Local businesses and community members stepped up in February to support Tauranga Aero Club’s efforts to deliver food and supplies to stranded communities on Te Tairawhiti after the devastating effects of Cyclone Gabrielle.
The result was deliveries of almost forty tonne of food and supplies by truck and aeroplane, much of it to small, isolated communities up and down the Te Tairāwhiti coast and Hawke’s Bay.
Tauranga Aero Club president Darryl Hone said the result of the club’s efforts had been well beyond his wildest imaginings.
“We have been getting amazing feed back for this effort, it is not something we looked for or expected. By 5.30pm on the Sunday we had finally managed to clear our hanger of all the food and supplies donated over the course of the three day campaign.
“We ended up flying 44 flights and also had three truck and trailer units head out fully laden.”
A number of the club’s pilot members contributed their craft, along with two from the aero club itself.
Among them was pilot Greg Missen who was the first flight into Hastings aerodrome on the Friday, to an area still cut off from Napier and running low on supplies.
He said it had been gratifying to be welcomed with smiles of joy when he touched down in his twin engine plane at Hastings aerodrome.
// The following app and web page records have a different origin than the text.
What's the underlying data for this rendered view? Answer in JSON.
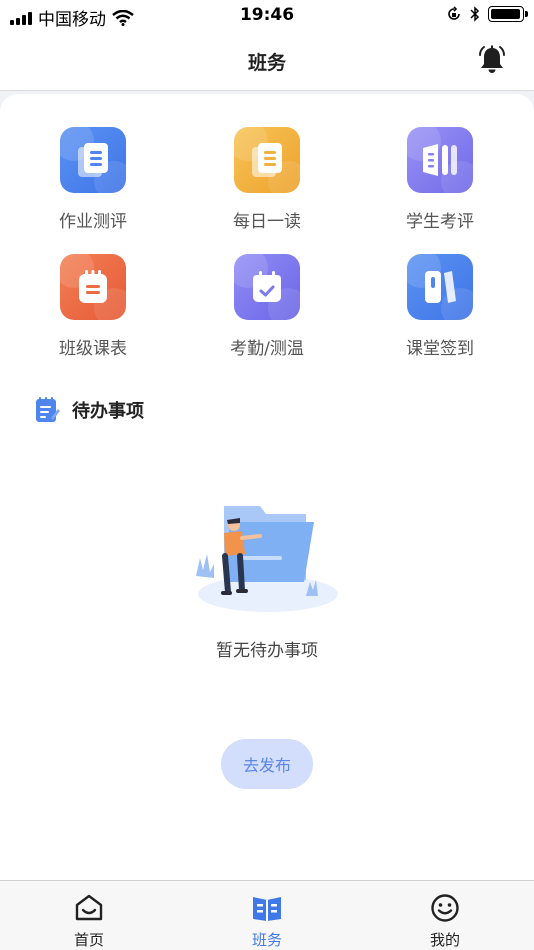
{
  "status_bar": {
    "carrier": "中国移动",
    "time": "19:46",
    "battery_level": 0.95
  },
  "header": {
    "title": "班务",
    "bell_icon": "bell-icon"
  },
  "grid": [
    {
      "label": "作业测评",
      "icon": "homework-icon",
      "color": "#4f86ee"
    },
    {
      "label": "每日一读",
      "icon": "daily-read-icon",
      "color": "#f1b13e"
    },
    {
      "label": "学生考评",
      "icon": "books-icon",
      "color": "#8580f2"
    },
    {
      "label": "班级课表",
      "icon": "schedule-icon",
      "color": "#ec6a44"
    },
    {
      "label": "考勤/测温",
      "icon": "calendar-check-icon",
      "color": "#7d79ef"
    },
    {
      "label": "课堂签到",
      "icon": "sign-in-icon",
      "color": "#4f86ee"
    }
  ],
  "todo": {
    "title": "待办事项",
    "empty_text": "暂无待办事项",
    "publish_label": "去发布"
  },
  "tabs": [
    {
      "label": "首页",
      "icon": "home-icon",
      "active": false
    },
    {
      "label": "班务",
      "icon": "class-affairs-icon",
      "active": true
    },
    {
      "label": "我的",
      "icon": "smiley-icon",
      "active": false
    }
  ],
  "colors": {
    "accent": "#3f78e8",
    "publish_bg": "#d3defc"
  }
}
Being able to help out had been a vital way to show the people on the coast the Bay of Plenty coast communities were thinking about them, he said.
Fellow pilot Kalarn Mark flew his family’s 172 Cessna Skyhawk over the Raukumara ranges into remote Ruatoria.
His was the first supply drop that community had since Gabrielle took out the bridge south, leaving only State Highway 35 around East Cape accessible.
At 17 and the holder of several national flying competition awards, the day had proven an invaluable experience for adding valuable hours to his log, and on a personal level in appreciating the impact such an event had upon communities.
Daryl Hone said there were numerous Tauranga businesses the club had to thank for their efforts who had committed funds and resources to the supply drive.
“We had Warehouse Tauranga put up funds for us to buy food, particularly noodle meals that are easy to fly and easy to eat, we had the Bake Shack at the Mount provide dinner and lunch for the aero club volunteers, completely free of charge.
We also had Brett Marsh Transport and Wetherell Transport donate truck units and drivers for runs down there, and Pacific Autos supply a smaller truck for a run to Te Karaka which had been hit really hard.”
Hone said the club was also grateful to those who had donating funds which could be used to help pay for the fuel used on the east coast sorties.